*Provided data*:
********

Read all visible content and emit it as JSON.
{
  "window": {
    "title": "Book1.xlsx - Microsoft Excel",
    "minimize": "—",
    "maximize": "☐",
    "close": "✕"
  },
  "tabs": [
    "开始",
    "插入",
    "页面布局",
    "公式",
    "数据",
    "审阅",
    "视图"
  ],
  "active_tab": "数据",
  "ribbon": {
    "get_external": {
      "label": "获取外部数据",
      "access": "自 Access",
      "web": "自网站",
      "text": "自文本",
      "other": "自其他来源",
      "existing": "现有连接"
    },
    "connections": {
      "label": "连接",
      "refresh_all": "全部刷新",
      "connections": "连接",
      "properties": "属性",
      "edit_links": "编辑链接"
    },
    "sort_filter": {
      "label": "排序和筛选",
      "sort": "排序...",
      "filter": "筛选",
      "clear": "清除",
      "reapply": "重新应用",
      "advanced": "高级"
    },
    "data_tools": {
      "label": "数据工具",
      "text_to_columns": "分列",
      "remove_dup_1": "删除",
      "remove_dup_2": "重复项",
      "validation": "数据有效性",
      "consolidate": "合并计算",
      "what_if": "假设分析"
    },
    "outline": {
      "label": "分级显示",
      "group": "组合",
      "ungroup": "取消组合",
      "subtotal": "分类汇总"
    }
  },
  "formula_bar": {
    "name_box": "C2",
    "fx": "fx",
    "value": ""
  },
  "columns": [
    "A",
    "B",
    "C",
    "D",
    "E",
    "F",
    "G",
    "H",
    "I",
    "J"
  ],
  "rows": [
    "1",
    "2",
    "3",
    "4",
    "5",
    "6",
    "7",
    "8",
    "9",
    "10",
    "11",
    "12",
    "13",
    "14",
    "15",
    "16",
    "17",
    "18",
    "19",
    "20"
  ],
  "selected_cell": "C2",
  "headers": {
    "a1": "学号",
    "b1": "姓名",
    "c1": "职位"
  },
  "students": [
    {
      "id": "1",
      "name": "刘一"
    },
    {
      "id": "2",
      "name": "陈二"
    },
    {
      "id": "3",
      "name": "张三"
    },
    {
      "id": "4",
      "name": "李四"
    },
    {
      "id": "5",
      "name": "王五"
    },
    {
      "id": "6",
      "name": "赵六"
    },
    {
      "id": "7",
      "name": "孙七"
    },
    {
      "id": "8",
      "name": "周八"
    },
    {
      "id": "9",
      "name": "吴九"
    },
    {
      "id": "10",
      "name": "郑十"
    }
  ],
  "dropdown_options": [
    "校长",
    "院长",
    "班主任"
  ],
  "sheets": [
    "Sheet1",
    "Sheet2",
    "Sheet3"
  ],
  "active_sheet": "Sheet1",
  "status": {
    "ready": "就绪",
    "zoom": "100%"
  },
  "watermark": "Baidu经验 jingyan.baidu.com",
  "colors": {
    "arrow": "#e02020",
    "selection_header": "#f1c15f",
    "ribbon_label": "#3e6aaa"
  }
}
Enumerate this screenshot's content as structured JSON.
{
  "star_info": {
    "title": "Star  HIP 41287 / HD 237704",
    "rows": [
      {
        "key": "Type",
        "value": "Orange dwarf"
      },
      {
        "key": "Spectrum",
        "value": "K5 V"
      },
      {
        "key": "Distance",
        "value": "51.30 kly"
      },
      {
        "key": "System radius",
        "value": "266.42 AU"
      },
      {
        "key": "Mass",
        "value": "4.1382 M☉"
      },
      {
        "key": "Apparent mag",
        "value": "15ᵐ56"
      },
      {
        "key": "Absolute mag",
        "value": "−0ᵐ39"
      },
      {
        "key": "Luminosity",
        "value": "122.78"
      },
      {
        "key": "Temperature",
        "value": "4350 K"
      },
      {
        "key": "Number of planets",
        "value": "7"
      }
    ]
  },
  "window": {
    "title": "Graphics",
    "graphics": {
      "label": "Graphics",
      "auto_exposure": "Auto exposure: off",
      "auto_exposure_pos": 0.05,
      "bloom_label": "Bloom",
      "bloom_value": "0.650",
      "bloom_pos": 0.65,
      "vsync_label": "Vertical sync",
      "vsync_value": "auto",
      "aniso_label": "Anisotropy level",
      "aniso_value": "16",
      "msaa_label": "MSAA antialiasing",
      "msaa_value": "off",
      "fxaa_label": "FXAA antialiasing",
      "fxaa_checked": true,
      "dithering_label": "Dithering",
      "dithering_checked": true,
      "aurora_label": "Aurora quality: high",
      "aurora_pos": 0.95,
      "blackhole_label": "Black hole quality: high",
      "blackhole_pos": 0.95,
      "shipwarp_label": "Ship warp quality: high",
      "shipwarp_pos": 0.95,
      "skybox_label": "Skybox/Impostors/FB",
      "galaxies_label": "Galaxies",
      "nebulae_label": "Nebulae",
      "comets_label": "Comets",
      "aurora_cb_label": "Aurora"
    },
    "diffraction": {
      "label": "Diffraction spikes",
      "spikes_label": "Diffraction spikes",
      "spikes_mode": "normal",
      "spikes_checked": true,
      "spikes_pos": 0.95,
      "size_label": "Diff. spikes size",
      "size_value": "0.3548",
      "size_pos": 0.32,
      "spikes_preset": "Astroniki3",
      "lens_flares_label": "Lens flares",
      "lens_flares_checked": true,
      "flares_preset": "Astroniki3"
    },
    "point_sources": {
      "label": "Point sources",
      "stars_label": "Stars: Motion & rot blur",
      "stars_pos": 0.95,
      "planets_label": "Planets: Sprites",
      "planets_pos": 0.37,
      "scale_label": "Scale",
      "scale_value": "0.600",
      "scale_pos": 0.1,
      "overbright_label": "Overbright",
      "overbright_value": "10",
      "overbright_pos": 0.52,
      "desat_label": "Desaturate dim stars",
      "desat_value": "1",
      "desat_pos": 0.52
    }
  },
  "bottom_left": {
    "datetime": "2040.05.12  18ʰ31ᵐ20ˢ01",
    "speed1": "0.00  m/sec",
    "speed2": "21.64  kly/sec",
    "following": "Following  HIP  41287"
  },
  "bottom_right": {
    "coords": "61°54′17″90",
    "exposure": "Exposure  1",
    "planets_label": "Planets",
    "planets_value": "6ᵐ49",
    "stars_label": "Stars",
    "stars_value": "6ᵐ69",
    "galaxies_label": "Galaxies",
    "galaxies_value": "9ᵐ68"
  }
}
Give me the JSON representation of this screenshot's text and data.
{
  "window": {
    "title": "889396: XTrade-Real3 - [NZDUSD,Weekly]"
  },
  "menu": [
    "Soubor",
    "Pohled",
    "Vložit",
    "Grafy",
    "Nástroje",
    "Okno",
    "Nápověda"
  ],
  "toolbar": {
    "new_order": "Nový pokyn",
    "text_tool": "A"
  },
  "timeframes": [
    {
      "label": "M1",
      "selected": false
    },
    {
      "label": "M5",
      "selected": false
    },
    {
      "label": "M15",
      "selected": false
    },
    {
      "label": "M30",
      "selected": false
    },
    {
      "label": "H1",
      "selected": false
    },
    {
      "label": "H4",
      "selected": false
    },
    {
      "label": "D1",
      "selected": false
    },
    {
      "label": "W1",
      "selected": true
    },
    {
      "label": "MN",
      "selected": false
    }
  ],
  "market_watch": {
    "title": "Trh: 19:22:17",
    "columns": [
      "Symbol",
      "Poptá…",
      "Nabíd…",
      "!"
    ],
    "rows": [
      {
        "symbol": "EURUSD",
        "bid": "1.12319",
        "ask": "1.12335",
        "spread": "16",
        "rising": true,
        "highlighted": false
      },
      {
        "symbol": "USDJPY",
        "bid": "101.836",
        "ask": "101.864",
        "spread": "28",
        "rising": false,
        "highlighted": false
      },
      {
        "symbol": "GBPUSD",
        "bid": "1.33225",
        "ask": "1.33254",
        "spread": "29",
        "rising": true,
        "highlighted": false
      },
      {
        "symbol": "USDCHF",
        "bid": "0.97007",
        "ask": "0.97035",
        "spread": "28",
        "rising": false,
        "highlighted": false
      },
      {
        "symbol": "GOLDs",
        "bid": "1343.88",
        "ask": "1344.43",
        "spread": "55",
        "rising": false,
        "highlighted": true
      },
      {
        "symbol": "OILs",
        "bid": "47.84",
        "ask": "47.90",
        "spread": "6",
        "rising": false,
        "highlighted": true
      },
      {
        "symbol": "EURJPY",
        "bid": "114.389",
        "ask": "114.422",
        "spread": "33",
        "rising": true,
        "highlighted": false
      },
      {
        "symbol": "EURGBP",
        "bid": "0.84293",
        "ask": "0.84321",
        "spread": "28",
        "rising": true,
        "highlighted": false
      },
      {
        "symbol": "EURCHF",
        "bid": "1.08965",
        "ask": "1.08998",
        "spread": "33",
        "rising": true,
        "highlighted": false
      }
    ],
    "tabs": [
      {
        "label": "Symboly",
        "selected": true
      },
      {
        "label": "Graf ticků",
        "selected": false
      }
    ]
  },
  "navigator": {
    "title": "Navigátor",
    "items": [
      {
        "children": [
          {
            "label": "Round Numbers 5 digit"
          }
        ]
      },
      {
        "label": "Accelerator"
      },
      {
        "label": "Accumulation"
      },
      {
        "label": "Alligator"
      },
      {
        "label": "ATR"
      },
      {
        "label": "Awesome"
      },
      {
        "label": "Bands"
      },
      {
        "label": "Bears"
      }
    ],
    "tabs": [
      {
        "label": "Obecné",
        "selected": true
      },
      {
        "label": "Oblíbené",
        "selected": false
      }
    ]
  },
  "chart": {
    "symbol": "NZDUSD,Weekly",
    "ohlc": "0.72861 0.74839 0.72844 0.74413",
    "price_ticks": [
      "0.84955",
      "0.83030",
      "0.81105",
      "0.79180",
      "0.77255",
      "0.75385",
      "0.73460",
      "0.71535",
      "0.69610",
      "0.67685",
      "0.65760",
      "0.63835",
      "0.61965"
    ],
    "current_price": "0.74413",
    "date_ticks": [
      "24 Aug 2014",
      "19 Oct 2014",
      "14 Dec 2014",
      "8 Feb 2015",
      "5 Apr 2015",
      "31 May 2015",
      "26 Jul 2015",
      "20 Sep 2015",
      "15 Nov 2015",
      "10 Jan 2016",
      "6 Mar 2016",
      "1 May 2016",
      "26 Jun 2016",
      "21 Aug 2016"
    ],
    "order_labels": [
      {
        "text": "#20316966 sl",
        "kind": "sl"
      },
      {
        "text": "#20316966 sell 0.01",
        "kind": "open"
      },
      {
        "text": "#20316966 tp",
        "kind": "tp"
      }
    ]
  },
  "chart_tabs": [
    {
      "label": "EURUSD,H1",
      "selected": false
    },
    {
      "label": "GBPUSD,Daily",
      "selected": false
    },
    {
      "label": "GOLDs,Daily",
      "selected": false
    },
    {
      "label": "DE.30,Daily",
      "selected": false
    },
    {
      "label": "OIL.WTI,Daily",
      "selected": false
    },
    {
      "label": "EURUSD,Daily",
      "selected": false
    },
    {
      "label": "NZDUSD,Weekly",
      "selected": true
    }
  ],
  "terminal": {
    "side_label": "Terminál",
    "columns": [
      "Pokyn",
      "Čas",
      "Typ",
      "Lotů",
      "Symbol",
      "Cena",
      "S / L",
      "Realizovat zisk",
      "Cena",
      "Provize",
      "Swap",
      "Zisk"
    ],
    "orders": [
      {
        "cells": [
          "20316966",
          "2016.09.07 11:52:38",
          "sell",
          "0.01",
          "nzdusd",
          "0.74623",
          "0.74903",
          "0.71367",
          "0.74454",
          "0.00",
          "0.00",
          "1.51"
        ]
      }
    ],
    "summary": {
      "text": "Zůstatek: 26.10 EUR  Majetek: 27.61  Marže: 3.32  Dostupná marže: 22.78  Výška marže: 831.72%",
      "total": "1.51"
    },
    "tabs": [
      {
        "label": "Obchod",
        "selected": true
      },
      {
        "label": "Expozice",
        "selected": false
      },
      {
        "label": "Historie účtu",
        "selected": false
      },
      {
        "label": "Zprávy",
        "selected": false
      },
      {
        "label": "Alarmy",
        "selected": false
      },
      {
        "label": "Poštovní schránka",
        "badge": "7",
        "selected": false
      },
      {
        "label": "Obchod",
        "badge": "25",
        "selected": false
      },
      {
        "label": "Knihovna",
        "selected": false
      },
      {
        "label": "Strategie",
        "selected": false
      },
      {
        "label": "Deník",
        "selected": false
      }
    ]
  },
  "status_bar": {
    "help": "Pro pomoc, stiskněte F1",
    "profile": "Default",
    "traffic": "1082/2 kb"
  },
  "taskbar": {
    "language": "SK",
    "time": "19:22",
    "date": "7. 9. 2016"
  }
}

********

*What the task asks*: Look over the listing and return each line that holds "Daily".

*Task response*:
      "label": "GBPUSD,Daily",
      "label": "GOLDs,Daily",
      "label": "DE.30,Daily",
      "label": "OIL.WTI,Daily",
      "label": "EURUSD,Daily",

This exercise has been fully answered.